-- Work to be completed --
Write the records out once more, exactly as they are given.

*** The input Section Begins ***

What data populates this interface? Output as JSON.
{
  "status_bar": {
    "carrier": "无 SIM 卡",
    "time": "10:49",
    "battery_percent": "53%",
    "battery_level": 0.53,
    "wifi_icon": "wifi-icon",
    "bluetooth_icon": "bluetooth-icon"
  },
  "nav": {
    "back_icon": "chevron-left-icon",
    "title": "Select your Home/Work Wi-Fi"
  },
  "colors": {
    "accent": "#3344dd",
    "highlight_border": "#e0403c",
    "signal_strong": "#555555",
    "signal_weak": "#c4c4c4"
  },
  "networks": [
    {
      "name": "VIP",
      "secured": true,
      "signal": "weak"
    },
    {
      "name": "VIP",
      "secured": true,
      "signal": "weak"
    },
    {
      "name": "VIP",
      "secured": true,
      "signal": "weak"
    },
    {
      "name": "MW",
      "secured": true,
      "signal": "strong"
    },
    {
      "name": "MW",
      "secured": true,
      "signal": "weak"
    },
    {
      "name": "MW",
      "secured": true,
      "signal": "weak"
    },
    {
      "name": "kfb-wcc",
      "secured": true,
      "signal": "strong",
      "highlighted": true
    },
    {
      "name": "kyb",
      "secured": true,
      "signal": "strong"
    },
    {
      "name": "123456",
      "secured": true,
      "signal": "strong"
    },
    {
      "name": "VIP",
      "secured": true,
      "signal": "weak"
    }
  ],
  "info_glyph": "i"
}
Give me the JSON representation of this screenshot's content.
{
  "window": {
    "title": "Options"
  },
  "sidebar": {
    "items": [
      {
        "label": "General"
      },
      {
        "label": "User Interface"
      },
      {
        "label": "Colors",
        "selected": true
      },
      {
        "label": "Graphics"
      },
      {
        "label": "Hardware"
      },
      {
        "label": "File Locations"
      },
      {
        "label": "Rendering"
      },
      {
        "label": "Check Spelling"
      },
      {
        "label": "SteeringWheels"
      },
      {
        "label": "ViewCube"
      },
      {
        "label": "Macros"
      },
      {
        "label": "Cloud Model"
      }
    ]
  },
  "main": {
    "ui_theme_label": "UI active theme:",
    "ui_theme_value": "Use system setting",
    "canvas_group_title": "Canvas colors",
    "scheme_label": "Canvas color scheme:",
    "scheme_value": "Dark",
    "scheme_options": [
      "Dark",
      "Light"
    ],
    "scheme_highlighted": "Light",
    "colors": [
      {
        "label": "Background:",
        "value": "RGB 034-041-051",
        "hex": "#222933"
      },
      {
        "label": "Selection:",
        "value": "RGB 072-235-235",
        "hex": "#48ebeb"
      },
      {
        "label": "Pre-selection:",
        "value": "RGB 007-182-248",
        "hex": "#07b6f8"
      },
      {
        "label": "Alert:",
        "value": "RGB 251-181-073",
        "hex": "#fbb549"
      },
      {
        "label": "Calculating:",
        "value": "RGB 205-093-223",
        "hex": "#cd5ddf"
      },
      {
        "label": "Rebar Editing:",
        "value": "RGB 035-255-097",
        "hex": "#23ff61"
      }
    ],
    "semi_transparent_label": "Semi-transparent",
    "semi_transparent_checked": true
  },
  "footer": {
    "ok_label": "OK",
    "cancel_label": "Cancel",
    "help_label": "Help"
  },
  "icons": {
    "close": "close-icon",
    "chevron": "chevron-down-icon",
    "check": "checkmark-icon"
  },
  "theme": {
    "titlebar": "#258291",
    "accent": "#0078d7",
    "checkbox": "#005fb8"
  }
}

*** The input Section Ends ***

-- Output --
What data populates this interface? Output as JSON.
{
  "status_bar": {
    "carrier": "无 SIM 卡",
    "time": "10:49",
    "battery_percent": "53%",
    "battery_level": 0.53,
    "wifi_icon": "wifi-icon",
    "bluetooth_icon": "bluetooth-icon"
  },
  "nav": {
    "back_icon": "chevron-left-icon",
    "title": "Select your Home/Work Wi-Fi"
  },
  "colors": {
    "accent": "#3344dd",
    "highlight_border": "#e0403c",
    "signal_strong": "#555555",
    "signal_weak": "#c4c4c4"
  },
  "networks": [
    {
      "name": "VIP",
      "secured": true,
      "signal": "weak"
    },
    {
      "name": "VIP",
      "secured": true,
      "signal": "weak"
    },
    {
      "name": "VIP",
      "secured": true,
      "signal": "weak"
    },
    {
      "name": "MW",
      "secured": true,
      "signal": "strong"
    },
    {
      "name": "MW",
      "secured": true,
      "signal": "weak"
    },
    {
      "name": "MW",
      "secured": true,
      "signal": "weak"
    },
    {
      "name": "kfb-wcc",
      "secured": true,
      "signal": "strong",
      "highlighted": true
    },
    {
      "name": "kyb",
      "secured": true,
      "signal": "strong"
    },
    {
      "name": "123456",
      "secured": true,
      "signal": "strong"
    },
    {
      "name": "VIP",
      "secured": true,
      "signal": "weak"
    }
  ],
  "info_glyph": "i"
}
Give me the JSON representation of this screenshot's content.
{
  "window": {
    "title": "Options"
  },
  "sidebar": {
    "items": [
      {
        "label": "General"
      },
      {
        "label": "User Interface"
      },
      {
        "label": "Colors",
        "selected": true
      },
      {
        "label": "Graphics"
      },
      {
        "label": "Hardware"
      },
      {
        "label": "File Locations"
      },
      {
        "label": "Rendering"
      },
      {
        "label": "Check Spelling"
      },
      {
        "label": "SteeringWheels"
      },
      {
        "label": "ViewCube"
      },
      {
        "label": "Macros"
      },
      {
        "label": "Cloud Model"
      }
    ]
  },
  "main": {
    "ui_theme_label": "UI active theme:",
    "ui_theme_value": "Use system setting",
    "canvas_group_title": "Canvas colors",
    "scheme_label": "Canvas color scheme:",
    "scheme_value": "Dark",
    "scheme_options": [
      "Dark",
      "Light"
    ],
    "scheme_highlighted": "Light",
    "colors": [
      {
        "label": "Background:",
        "value": "RGB 034-041-051",
        "hex": "#222933"
      },
      {
        "label": "Selection:",
        "value": "RGB 072-235-235",
        "hex": "#48ebeb"
      },
      {
        "label": "Pre-selection:",
        "value": "RGB 007-182-248",
        "hex": "#07b6f8"
      },
      {
        "label": "Alert:",
        "value": "RGB 251-181-073",
        "hex": "#fbb549"
      },
      {
        "label": "Calculating:",
        "value": "RGB 205-093-223",
        "hex": "#cd5ddf"
      },
      {
        "label": "Rebar Editing:",
        "value": "RGB 035-255-097",
        "hex": "#23ff61"
      }
    ],
    "semi_transparent_label": "Semi-transparent",
    "semi_transparent_checked": true
  },
  "footer": {
    "ok_label": "OK",
    "cancel_label": "Cancel",
    "help_label": "Help"
  },
  "icons": {
    "close": "close-icon",
    "chevron": "chevron-down-icon",
    "check": "checkmark-icon"
  },
  "theme": {
    "titlebar": "#258291",
    "accent": "#0078d7",
    "checkbox": "#005fb8"
  }
}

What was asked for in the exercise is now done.